As for the military action, I ask the hon. Gentleman to reflect on the fact that there is no alternative to taking action against those who perpetrated the terrorist attacks on 11 September other than to say that we will sit back and let them carry on doing it, which would be interpreted as another sign of weakness. I find it extraordinary that anyone can look at the situation and not realise the absolute necessity of acting and of carrying that action through.
Of course it is difficult. Anyone with any sense of humanity who sees the humanitarian problems and realises the appalling difficulties of any form of military conflict would prefer not to take the action, but what have we learned since 11 September? It is that the Taliban will not yield up the terrorist networks and, what is more, those people will do anything they can to repeat the atrocities that they committed on 11 September. In such circumstances, we have no alternative but to act. Our primary aim should be to make the action effective and to get it done as swiftly as we can.
Mr. Piara S. Khabra (Ealing, Southall): Is the Prime Minister aware of the existence of madrasas in Pakistan in which the indoctrination of young people in fundamentalist education takes place, preparing them for future terrorist activities?

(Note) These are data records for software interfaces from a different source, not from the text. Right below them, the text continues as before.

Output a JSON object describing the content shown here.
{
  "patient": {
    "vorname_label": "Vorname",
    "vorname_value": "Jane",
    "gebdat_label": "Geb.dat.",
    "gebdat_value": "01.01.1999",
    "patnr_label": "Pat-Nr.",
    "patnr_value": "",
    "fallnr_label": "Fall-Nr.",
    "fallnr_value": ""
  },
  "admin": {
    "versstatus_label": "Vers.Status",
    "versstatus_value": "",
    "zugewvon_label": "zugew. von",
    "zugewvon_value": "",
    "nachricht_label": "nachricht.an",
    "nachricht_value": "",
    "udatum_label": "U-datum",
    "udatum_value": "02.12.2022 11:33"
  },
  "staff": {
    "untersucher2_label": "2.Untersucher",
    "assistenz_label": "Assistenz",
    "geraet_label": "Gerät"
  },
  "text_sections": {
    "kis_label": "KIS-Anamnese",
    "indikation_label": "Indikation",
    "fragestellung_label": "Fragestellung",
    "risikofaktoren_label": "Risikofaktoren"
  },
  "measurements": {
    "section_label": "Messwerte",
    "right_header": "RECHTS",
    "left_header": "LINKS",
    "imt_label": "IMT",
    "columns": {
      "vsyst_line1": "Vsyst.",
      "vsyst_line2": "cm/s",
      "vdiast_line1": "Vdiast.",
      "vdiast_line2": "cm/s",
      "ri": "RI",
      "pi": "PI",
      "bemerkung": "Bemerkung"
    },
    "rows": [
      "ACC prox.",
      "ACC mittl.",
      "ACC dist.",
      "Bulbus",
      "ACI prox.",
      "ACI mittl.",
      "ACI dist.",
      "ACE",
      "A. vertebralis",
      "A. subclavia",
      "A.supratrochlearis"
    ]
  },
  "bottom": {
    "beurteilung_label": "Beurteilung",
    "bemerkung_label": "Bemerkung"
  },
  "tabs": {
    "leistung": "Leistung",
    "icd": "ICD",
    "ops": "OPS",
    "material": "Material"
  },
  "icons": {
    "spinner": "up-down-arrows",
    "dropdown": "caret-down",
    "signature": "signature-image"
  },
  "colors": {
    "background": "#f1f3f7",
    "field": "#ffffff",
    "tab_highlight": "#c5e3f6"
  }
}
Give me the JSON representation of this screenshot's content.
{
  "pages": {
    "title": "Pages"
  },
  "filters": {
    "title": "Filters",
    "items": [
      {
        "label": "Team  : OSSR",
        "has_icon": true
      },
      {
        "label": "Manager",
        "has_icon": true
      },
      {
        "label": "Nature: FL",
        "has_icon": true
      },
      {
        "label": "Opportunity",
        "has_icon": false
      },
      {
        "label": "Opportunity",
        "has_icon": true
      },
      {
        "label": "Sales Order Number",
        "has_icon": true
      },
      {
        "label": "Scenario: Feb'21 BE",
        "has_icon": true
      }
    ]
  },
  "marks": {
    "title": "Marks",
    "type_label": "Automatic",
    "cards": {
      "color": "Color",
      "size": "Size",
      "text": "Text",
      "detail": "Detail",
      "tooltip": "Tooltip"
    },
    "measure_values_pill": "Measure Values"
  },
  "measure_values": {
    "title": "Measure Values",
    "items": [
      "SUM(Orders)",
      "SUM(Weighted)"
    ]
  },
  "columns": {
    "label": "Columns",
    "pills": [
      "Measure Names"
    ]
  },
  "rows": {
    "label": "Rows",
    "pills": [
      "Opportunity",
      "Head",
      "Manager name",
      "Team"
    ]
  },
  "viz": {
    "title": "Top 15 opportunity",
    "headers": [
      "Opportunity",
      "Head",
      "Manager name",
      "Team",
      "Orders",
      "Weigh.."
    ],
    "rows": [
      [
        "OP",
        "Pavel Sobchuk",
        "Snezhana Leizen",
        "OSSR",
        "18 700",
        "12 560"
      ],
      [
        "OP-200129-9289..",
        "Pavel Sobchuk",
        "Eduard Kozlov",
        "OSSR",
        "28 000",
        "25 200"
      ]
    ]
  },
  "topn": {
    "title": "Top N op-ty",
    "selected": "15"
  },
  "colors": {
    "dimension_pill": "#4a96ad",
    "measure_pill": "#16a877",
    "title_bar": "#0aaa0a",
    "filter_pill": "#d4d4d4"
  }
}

Is he also aware that there are in Pakistan centres where training in the use of weapons is carried out? Will he take the opportunity to speak to the President of Pakistan and say that those institutions should be closed to ensure that the culture of terrorism is rooted out of society?
The Prime Minister: I do not think that it is for us to start dictating to countries what they do, but I agree with my hon. Friend that it is important that we address the issue. I found, both when I was in Pakistan and out in the Gulf, that there was considerable understanding of the need for the moderate parts of Islam to regain full and proper ownership of their own religious beliefs from the
Mr. Roy Beggs (East Antrim): Does the Prime Minister share the opinion expressed by Northern Ireland Assembly Minister Brid Rodgers that only the IRA can save the Belfast agreement? Does he agree that the issue of decommissioning all illegally held weapons and explosives cannot be fudged? All terrorist organisations in Northern Ireland, whether so-called loyalists or republicans, must commit exclusively to democratic processes and sever immediately all links with other terrorist groups, such as those based in Turkey, Slovakia, Spain and, indeed, Colombia.
The Prime Minister: I do agree that it is important for all people to express themselves and indeed to be committed to exclusively peaceful and democratic means. Of course, that is the very reason why we are insistent that weapons are put beyond use, not merely by republicans, but by loyalists and all those groups who have acted and used terrorism in the past 30 years to do so much damage in Northern Ireland. I very much hope that, if we can get that process under way, the hon. Gentleman and his colleagues will work with us to make sure that the institutions can be given the stability that they need, derived from people's confidence that exclusively peaceful and democratic means are going to be used.
Mr. Secretary Byers, supported by the Prime Minister, Secretary Margaret Beckett, Secretary Clare Short, Mr. Secretary Reid, Mr. Secretary Murphy, Mrs. Secretary Liddell, Ms Secretary Hewitt, Secretary Estelle Morris, Secretary Tessa Jowell, Mr. Nick Raynsford and Dr. Alan Whitehead, presented a Bill to exclude from the operation of the Sex Discrimination Act 1975 and the Sex Discrimination (Northern Ireland) Order 1976 certain matters relating to the selection of candidates by political parties: And the same was read the First time; and ordered to be read a Second time tomorrow, and to be printed. Explanatory notes to be printed. [Bill 28].